Chilean President Michelle Bachelet’s proposed tax reform is seen as the cornerstone of her ambitious social programme and a sign of a new shift in fiscal policy towards redistribution of income.
After a week that saw a massacre inside a U.N. base and wide-scale ethnic-based slaughter in an oil-producing region, the international community is grappling with what, if any, options remain to save lives in South Sudan.
Zimbabwe’s extensive informal sector could help boost government revenue if regularised, but this won’t happen unless the government creates incentives for the informal sector to register, economists say.
Rice, a staple of the South Korean diet, is stirring up a bowlful of worry for Seoul.

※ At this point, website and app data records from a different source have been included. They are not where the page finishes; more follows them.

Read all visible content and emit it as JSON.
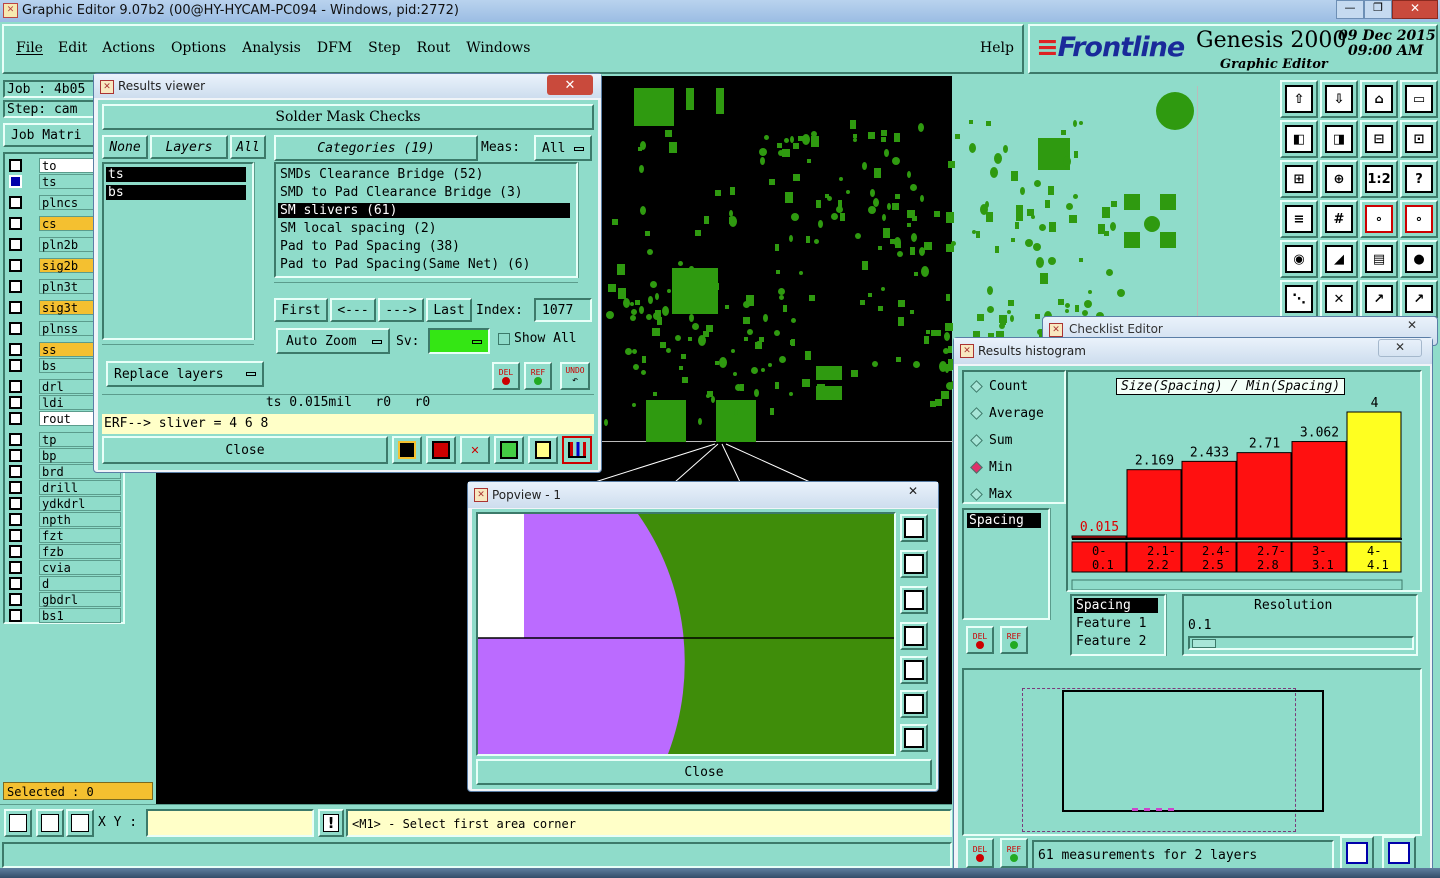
{
  "app": {
    "title": "Graphic Editor 9.07b2 (00@HY-HYCAM-PC094 - Windows, pid:2772)",
    "window_controls": [
      "—",
      "❐",
      "✕"
    ]
  },
  "menu": {
    "items": [
      "File",
      "Edit",
      "Actions",
      "Options",
      "Analysis",
      "DFM",
      "Step",
      "Rout",
      "Windows"
    ],
    "help": "Help"
  },
  "brand": {
    "logo": "Frontline",
    "product": "Genesis 2000",
    "subtitle": "Graphic Editor",
    "date": "09 Dec 2015",
    "time": "09:00 AM"
  },
  "job": {
    "job_label": "Job : 4b05",
    "step_label": "Step: cam",
    "matrix_button": "Job Matri"
  },
  "layers": [
    {
      "name": "to",
      "color": "#ffffff"
    },
    {
      "name": "ts",
      "color": "#8fdcca",
      "active": true
    },
    {
      "name": "plncs",
      "color": "#8fdcca"
    },
    {
      "name": "cs",
      "color": "#f4c030"
    },
    {
      "name": "pln2b",
      "color": "#8fdcca"
    },
    {
      "name": "sig2b",
      "color": "#f4c030"
    },
    {
      "name": "pln3t",
      "color": "#8fdcca"
    },
    {
      "name": "sig3t",
      "color": "#f4c030"
    },
    {
      "name": "plnss",
      "color": "#8fdcca"
    },
    {
      "name": "ss",
      "color": "#f4c030"
    },
    {
      "name": "bs",
      "color": "#8fdcca"
    },
    {
      "name": "drl",
      "color": "#8fdcca"
    },
    {
      "name": "ldi",
      "color": "#8fdcca"
    },
    {
      "name": "rout",
      "color": "#ffffff"
    },
    {
      "name": "tp",
      "color": "#8fdcca"
    },
    {
      "name": "bp",
      "color": "#8fdcca"
    },
    {
      "name": "brd",
      "color": "#8fdcca"
    },
    {
      "name": "drill",
      "color": "#8fdcca"
    },
    {
      "name": "ydkdrl",
      "color": "#8fdcca"
    },
    {
      "name": "npth",
      "color": "#8fdcca"
    },
    {
      "name": "fzt",
      "color": "#8fdcca"
    },
    {
      "name": "fzb",
      "color": "#8fdcca"
    },
    {
      "name": "cvia",
      "color": "#8fdcca"
    },
    {
      "name": "d",
      "color": "#8fdcca"
    },
    {
      "name": "gbdrl",
      "color": "#8fdcca"
    },
    {
      "name": "bs1",
      "color": "#8fdcca"
    }
  ],
  "selected": "Selected : 0",
  "statusbar": {
    "xy_label": "X Y :",
    "xy_value": "",
    "message": "<M1> - Select first area corner"
  },
  "results_viewer": {
    "title": "Results viewer",
    "header": "Solder Mask Checks",
    "none_btn": "None",
    "layers_btn": "Layers",
    "all_btn": "All",
    "layer_items": [
      "ts",
      "bs"
    ],
    "categories_btn": "Categories (19)",
    "meas_label": "Meas:",
    "meas_value": "All",
    "categories": [
      "SMDs Clearance Bridge (52)",
      "SMD to Pad Clearance Bridge (3)",
      "SM slivers (61)",
      "SM local spacing (2)",
      "Pad to Pad Spacing (38)",
      "Pad to Pad Spacing(Same Net) (6)"
    ],
    "selected_category": 2,
    "first": "First",
    "prev": "<---",
    "next": "--->",
    "last": "Last",
    "index_label": "Index:",
    "index_value": "1077",
    "auto_zoom": "Auto Zoom",
    "sv_label": "Sv:",
    "show_all": "Show All",
    "replace_layers": "Replace layers",
    "del": "DEL",
    "ref": "REF",
    "undo": "UNDO",
    "info_line": "ts 0.015mil   r0   r0",
    "erf_line": "ERF--> sliver = 4 6 8",
    "close": "Close"
  },
  "popview": {
    "title": "Popview - 1",
    "close": "Close"
  },
  "checklist": {
    "title": "Checklist Editor"
  },
  "histogram": {
    "title": "Results histogram",
    "radio_options": [
      "Count",
      "Average",
      "Sum",
      "Min",
      "Max"
    ],
    "selected_option": "Min",
    "list_items": [
      "Spacing"
    ],
    "chart_title": "Size(Spacing) / Min(Spacing)",
    "del": "DEL",
    "ref": "REF",
    "feature_list": [
      "Spacing",
      "Feature 1",
      "Feature 2"
    ],
    "resolution_label": "Resolution",
    "resolution_value": "0.1",
    "summary": "61 measurements for 2 layers"
  },
  "chart_data": {
    "type": "bar",
    "title": "Size(Spacing) / Min(Spacing)",
    "categories": [
      "0-0.1",
      "2.1-2.2",
      "2.4-2.5",
      "2.7-2.8",
      "3-3.1",
      "4-4.1"
    ],
    "values": [
      0.015,
      2.169,
      2.433,
      2.71,
      3.062,
      4
    ],
    "labels": [
      "0.015",
      "2.169",
      "2.433",
      "2.71",
      "3.062",
      "4"
    ],
    "bin_labels_line1": [
      "0-",
      "2.1-",
      "2.4-",
      "2.7-",
      "3-",
      "4-"
    ],
    "bin_labels_line2": [
      "0.1",
      "2.2",
      "2.5",
      "2.8",
      "3.1",
      "4.1"
    ],
    "colors": [
      "#ff1010",
      "#ff1010",
      "#ff1010",
      "#ff1010",
      "#ff1010",
      "#ffff20"
    ],
    "ylim": [
      0,
      4
    ]
  },
  "colors": {
    "panel": "#8fdcca",
    "canvas": "#000000",
    "copper": "#2f9a10",
    "violet": "#bb6bff"
  }
}
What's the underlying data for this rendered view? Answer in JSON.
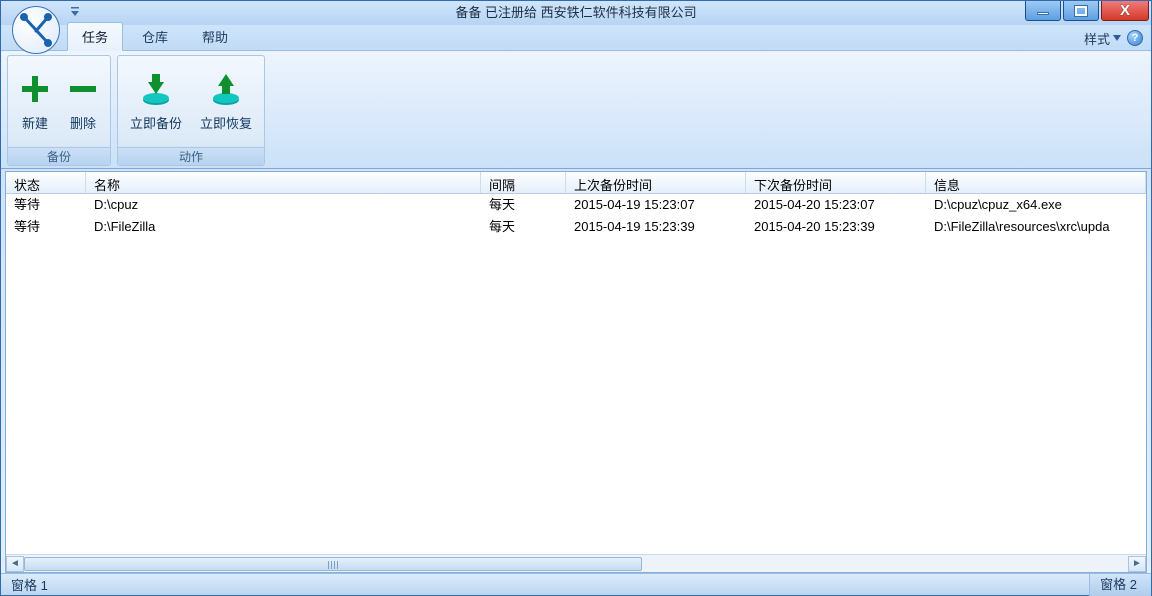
{
  "title": "备备  已注册给  西安铁仁软件科技有限公司",
  "tabs": {
    "items": [
      "任务",
      "仓库",
      "帮助"
    ],
    "active": 0,
    "style_label": "样式",
    "help_glyph": "?"
  },
  "ribbon": {
    "groups": [
      {
        "label": "备份",
        "buttons": [
          {
            "id": "new",
            "label": "新建"
          },
          {
            "id": "delete",
            "label": "删除"
          }
        ]
      },
      {
        "label": "动作",
        "buttons": [
          {
            "id": "backup-now",
            "label": "立即备份"
          },
          {
            "id": "restore-now",
            "label": "立即恢复"
          }
        ]
      }
    ]
  },
  "table": {
    "columns": [
      "状态",
      "名称",
      "间隔",
      "上次备份时间",
      "下次备份时间",
      "信息"
    ],
    "rows": [
      [
        "等待",
        "D:\\cpuz",
        "每天",
        "2015-04-19 15:23:07",
        "2015-04-20 15:23:07",
        "D:\\cpuz\\cpuz_x64.exe"
      ],
      [
        "等待",
        "D:\\FileZilla",
        "每天",
        "2015-04-19 15:23:39",
        "2015-04-20 15:23:39",
        "D:\\FileZilla\\resources\\xrc\\upda"
      ]
    ]
  },
  "statusbar": {
    "left": "窗格 1",
    "right": "窗格 2"
  }
}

Under a promise to the World Trade Organisation (WTO), the government has to make a tough choice on rice imports by June this year.
Last October, the Barack Obama administration suspended the delivery of attack helicopters to Egypt’s interim government following the Jul. 2 military ouster of Egypt’s democratically elected president, Mohamed Morsi.
At the age of 22, Franco finally landed his first job, although he is not on any payroll and receives no labour benefits. He is part of Argentina’s informal economy, where one out of three workers are employed – a proportion the government aims to reduce by means of a new law.
As she sits in a Kampala hotel holding a mobile phone that rings frequently, Sandra Ntebi tells IPS: “I’m really exhausted. I don’t know where to start. We have many cases pending.” Ntebi manages a hotline and is helping Uganda’s lesbian, gay, bisexual, transgender and intersex (LGBTI) community find alternative, safe accommodation after they have faced harassment.
Desperate for more workers to support a construction boom, Japan has proposed to expand its controversial foreign trainee programme to permit more unskilled labour from Asia to work in Japanese companies for five years from the current three years.
Standing in line for a concert at the Centro Cultural Fábrica de Arte, a cultural centre in the Cuban capital, Alexis Cruz anxiously checks his billfold, where he has the price of the ticket – 50 Cuban pesos (two dollars) - and three CUCs (equivalent to one dollar each) to buy something to drink.
As foreign forces withdraw slowly from Afghanistan, they leave behind a vulnerable band of people who were their ears and guides on the ground. These people who served as interpreters, face a life of threats and uncertainties. Many have been killed.
The growing tension between the United States and Russia over Ukraine has threatened to unravel one of the primary peace initiatives of the United Nations: nuclear disarmament.
Hopefully, on Earth Day today, high-level ministers from all countries are thinking about what they can bring to the table at a key set of meetings on climate change in early May.
Nigerians are beginning to adjust to the sad reality that they live in a country where suicide bombers and terrorists could be lurking around the next corner thanks to a ready supply of advanced weapons smuggled through the country’s porous borders.
Each season Peter Gichangi, a vegetable and arrowroot commercial farmer who owns four hectares of land in Nyeri County, Kenya’s Central Province, cultivates his crops near the Nduyi River.
Although some people don’t see the connection, the global trading system is aimed at creating some of the essential conditions needed to improve children’s lives and their prospects in the future.